### EXERCISE
Show every line in the entries below where the word "value" appears.

App and web page records
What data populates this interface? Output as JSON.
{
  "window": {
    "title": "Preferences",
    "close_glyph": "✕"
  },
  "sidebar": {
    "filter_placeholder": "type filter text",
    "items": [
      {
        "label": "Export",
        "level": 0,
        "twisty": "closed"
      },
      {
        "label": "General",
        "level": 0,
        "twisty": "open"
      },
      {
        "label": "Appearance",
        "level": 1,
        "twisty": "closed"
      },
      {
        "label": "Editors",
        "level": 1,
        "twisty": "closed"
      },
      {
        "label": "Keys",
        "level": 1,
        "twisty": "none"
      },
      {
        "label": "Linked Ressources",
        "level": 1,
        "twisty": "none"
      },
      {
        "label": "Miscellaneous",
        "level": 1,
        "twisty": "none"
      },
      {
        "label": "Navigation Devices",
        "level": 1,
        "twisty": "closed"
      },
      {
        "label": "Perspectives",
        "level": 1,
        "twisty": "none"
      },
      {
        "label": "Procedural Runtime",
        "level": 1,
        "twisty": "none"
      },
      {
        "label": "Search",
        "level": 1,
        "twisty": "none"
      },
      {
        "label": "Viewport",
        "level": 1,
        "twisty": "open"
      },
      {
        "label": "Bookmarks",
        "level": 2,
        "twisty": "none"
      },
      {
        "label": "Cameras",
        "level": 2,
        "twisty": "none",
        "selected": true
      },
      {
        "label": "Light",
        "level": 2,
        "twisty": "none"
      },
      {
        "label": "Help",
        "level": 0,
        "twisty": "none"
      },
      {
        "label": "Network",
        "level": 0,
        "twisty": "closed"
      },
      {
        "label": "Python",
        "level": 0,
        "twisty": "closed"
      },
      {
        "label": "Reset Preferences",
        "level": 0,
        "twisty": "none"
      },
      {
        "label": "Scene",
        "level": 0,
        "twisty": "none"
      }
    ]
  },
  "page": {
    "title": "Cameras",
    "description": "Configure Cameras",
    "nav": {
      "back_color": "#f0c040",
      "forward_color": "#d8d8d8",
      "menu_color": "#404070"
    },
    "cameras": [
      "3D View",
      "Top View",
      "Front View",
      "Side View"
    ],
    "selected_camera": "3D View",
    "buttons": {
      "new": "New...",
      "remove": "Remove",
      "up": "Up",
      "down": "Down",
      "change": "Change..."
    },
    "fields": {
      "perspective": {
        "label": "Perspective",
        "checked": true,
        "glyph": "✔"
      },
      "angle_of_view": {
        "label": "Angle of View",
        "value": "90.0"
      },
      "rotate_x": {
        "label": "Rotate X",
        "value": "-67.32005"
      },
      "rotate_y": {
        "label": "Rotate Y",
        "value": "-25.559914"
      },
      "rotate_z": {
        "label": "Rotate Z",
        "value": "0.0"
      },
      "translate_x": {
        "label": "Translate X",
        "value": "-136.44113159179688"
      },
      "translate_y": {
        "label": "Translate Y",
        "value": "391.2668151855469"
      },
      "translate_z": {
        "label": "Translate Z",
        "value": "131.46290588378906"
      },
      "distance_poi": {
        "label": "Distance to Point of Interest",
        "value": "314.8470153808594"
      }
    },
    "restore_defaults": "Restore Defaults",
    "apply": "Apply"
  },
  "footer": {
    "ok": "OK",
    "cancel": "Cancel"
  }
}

### ANSWER FOR THE TASK
        "value": "90.0"
        "value": "-67.32005"
        "value": "-25.559914"
        "value": "0.0"
        "value": "-136.44113159179688"
        "value": "391.2668151855469"
        "value": "131.46290588378906"
        "value": "314.8470153808594"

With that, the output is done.